On October 7, 2014, U.S. District Court Judge John W. Darrah issued a Written Opinion and Order granting CVS's Motion for Summary Judgment and dismissing the EEOC's lawsuit against CVS. Equal Employment Opportunity Commission v. CVS Pharmacy, Inc., No. 14-cv-863 (N.D.Ill.2014). In this lawsuit, the EEOC alleged that CVS's Severance Agreement is invalid and unenforceable under Title VII of the Civil Rights Act of 1964. The case was closely watched by employment law attorneys because the terms and conditions of CVS's Severance Agreement are typical of those commonly used by employment lawyers in severance or separation agreements. Some employment law attorneys were concerned that invalidation of the standard terms and conditions of severance or separation agreements would create obstacles to negotiating settlements of employment law claims. The incentive for most employers to pay employees monetary settlements of employment law claims is to receive a release of claims and an agreement to not sue in exchange for the payment. If these terms were declared unenforceable, the incentive would be lost, and it would take some very creative lawyering to structure viable settlements of employment law claims.
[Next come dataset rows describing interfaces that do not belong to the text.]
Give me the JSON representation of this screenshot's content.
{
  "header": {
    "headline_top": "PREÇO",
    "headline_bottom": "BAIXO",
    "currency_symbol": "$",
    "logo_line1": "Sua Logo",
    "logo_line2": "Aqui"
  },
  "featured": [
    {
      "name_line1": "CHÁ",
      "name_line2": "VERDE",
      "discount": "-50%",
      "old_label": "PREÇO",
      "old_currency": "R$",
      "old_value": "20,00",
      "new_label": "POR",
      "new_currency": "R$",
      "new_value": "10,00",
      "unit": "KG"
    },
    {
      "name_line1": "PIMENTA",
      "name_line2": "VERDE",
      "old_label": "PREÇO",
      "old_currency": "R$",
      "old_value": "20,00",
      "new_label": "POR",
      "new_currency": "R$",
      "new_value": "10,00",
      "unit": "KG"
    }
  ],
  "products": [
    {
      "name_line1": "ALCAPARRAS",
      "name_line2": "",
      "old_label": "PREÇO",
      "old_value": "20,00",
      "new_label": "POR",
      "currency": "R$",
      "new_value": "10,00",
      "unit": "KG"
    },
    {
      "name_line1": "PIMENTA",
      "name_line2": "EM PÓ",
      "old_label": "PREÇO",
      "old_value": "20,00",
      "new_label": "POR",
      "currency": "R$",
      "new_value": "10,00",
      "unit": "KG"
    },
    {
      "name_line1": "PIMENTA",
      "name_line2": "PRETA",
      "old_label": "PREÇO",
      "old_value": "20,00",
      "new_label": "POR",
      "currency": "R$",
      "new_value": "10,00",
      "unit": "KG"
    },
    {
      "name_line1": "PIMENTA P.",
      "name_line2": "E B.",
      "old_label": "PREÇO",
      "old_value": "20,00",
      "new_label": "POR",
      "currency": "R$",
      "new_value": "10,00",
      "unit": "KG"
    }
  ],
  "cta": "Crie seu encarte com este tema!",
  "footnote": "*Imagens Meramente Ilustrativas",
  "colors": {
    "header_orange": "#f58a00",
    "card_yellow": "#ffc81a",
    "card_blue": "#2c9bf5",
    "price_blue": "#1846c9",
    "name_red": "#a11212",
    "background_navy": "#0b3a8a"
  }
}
In view of Judge Darrah's dismissal of the EEOC's lawsuit, this will not be the case.
A federal judge in Chicago recently dismissed the EEOC's lawsuit against CVS. The EEOC had alleged that CVS's standard severance agreement is unenforceable under Title VII. The EEOC's attempt to invalidate CVS's severance agreement was closely watched by employment lawyers. That's because CVS's severance agreement is typical of severance agreements used by many other employers. If customary terms of separation agreements, such as a general release of claims, confidentiality clause, and covenant to not sue, were declared unenforceable, employers would have less incentive to settle employment law claims. Why pay an employee a substantial amount of money to settle an employment law claim without getting a general release in exchange? This is the dilemma that employment attorneys would have faced when trying to resolve employment law claims, if the EEOC had succeeded.